After the school year was over, I spent a whole month living in Taipei for an intense preparation camp. Day after day, I was either in the lab doing experiments, discussing with professors and teammates, or working on PowerPoint presentations. Though the month was very exhausting, I look back and realize how amazing and fruitful that month was. I learned a lot of physics, presentation techniques, and experimental methods, but even more important was the camaraderie I developed with my teammates, the professors, and friends at National Taiwan Normal University. Working late into the night with other guys, having professors coming to the lab during their free time, I really felt that we had an amazing bond.
However, it wasn’t all fun and games. We obviously encountered many droughts when conducting our experiments. There was also friction between teammates at some points. However, those unpleasant memories helped me to know what it means to me a good team member. During those down times for out time, I had the chance to encourage others and help resolve problems. I am grateful to God that I had the opportunity to introduce others to my Christian faith.
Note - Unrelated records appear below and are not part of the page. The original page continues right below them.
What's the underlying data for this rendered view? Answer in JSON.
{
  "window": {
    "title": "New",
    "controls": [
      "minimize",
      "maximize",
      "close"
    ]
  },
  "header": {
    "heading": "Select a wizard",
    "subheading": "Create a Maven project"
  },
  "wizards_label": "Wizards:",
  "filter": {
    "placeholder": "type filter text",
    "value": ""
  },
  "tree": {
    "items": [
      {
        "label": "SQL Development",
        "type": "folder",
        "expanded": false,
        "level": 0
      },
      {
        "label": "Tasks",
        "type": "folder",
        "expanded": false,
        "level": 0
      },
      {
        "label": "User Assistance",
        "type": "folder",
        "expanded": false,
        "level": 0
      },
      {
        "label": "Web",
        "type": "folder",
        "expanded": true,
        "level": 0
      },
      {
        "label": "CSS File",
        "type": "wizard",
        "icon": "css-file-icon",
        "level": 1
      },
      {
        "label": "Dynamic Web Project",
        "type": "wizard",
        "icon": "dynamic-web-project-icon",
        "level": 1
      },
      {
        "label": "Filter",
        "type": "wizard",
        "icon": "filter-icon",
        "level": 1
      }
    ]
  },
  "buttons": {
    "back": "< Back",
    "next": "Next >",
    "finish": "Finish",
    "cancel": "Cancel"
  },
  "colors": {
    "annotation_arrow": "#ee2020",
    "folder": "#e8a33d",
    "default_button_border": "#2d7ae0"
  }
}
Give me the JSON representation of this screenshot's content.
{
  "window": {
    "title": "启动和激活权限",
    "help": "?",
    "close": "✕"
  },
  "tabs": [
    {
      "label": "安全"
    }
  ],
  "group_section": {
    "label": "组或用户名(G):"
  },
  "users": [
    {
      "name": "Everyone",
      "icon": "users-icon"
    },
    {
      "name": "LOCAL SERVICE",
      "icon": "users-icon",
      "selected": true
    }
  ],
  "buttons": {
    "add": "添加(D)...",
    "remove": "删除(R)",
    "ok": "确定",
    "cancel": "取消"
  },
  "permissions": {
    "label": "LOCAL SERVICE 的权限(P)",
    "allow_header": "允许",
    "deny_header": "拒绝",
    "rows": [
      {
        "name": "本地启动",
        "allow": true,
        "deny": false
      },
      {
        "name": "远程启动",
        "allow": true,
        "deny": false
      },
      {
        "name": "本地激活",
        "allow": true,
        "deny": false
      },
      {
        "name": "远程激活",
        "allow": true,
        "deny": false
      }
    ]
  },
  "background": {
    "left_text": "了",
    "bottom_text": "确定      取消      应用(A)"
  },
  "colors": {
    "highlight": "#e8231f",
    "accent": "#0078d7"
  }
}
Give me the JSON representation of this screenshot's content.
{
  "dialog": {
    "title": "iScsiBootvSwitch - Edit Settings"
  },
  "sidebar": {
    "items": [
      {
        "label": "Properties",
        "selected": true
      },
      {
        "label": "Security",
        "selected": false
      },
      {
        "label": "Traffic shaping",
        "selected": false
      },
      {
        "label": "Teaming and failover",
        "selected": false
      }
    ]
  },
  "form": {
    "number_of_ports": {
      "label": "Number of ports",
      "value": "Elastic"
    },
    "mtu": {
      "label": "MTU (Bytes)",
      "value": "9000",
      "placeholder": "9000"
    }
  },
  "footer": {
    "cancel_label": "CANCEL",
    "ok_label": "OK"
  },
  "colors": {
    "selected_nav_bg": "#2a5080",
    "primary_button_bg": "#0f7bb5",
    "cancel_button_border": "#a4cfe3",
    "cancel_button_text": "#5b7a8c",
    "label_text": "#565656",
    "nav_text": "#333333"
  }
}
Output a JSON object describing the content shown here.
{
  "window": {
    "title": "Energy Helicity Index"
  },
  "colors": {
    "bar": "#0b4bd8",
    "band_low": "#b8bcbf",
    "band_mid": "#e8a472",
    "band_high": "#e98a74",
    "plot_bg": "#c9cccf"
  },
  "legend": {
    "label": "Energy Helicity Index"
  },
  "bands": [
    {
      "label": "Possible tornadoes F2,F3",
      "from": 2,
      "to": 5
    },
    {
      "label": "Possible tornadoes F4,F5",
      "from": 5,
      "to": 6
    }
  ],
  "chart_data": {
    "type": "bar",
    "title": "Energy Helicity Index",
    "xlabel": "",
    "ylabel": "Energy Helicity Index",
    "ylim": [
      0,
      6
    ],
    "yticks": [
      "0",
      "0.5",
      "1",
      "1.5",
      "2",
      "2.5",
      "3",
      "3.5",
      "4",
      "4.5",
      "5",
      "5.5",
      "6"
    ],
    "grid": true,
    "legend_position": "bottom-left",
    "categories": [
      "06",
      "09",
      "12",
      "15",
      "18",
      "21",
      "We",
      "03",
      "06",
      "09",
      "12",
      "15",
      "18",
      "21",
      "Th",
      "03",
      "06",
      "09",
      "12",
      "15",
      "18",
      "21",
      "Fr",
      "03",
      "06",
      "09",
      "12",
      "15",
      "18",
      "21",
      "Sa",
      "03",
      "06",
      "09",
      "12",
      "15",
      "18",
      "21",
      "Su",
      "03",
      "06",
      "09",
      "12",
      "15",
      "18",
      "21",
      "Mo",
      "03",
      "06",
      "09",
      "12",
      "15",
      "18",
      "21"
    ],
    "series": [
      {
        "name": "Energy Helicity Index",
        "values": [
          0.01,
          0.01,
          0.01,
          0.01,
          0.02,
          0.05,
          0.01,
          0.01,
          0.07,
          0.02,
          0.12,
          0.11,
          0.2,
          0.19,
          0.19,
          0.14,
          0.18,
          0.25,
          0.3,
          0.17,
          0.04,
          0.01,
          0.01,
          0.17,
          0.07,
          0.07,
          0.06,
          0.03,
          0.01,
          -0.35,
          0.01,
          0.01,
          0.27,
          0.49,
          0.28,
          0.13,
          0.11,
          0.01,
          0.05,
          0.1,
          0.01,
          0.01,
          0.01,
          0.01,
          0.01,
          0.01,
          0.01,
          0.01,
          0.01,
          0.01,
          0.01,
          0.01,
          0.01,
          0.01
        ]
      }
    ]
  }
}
The IYPT-Bad Saulgau
        The IYPT was held in a rustic town in southern Germany known as Bad Saulgau. Upon arrival, I was delighted to be in such a beautiful place, but even more so to compete against so many elites from other countries. I met a lot of friendly and outstanding people. Taiwan ended up sixth among twenty-eight teams, receiving the silver medal. I learned a lot from each country we faced, especially the three gold teams; Singapore, Iran, and Korea.
Singapore really impressed because they put in so much effort into their work. What others did twice, they would do twenty times. Their solid work ensured that the luck aspect of the competition had no effect on their final ranking. Iran showed humongous determination in preparing. While other teams had plentiful resources and a team of teachers and professors to provide assistance, the five team members from Iran had one college student and a high school laboratory to work with. Their aggressiveness and resolve made it clear that they were winners. Korea, the champion team (again), taught me how important expressing yourself is. In addition to having the traits of Team Singapore and Team Iran, their presentation skills really tipped the scales in their favor. Choosing from hundreds of slides, each PowerPoint presentation in their arsenal presented all of their work in the most effective manner and showed how “good marketing” is critical to a “finished product”.
What does it take to compete at an international level? How do I make myself a valuable asset to my team in a society where countries are tethered to together? Having the chance to tour Germany and being a part of the tournament really opened my eyes to what the future holds and what it will take to be a contender.

Looking back
        My years in Taiwan have really shaped me into the person I am now. Coming back and facing language and cultural barriers, I was really forced to change. As a result, I have become a very versatile person, adapting to unfamiliar situations quicker than most. With globalization in all fields becoming more mainstream, creativity and the ability to integrate various concepts is increasingly important. Being in two very different parts of the world has helped me to look at things from different perspectives.
        The greatest challenge in coming to Taiwan was that I had to start behind the pack. The entire experience was extremely humbling, but I am grateful that I had the chance to learn the importance of “the extra effort”. I hope that through hard work and perseverance, I will one day be able to run ahead of the pack.

No comments:

Post a Comment

Note: Only a member of this blog may post a comment.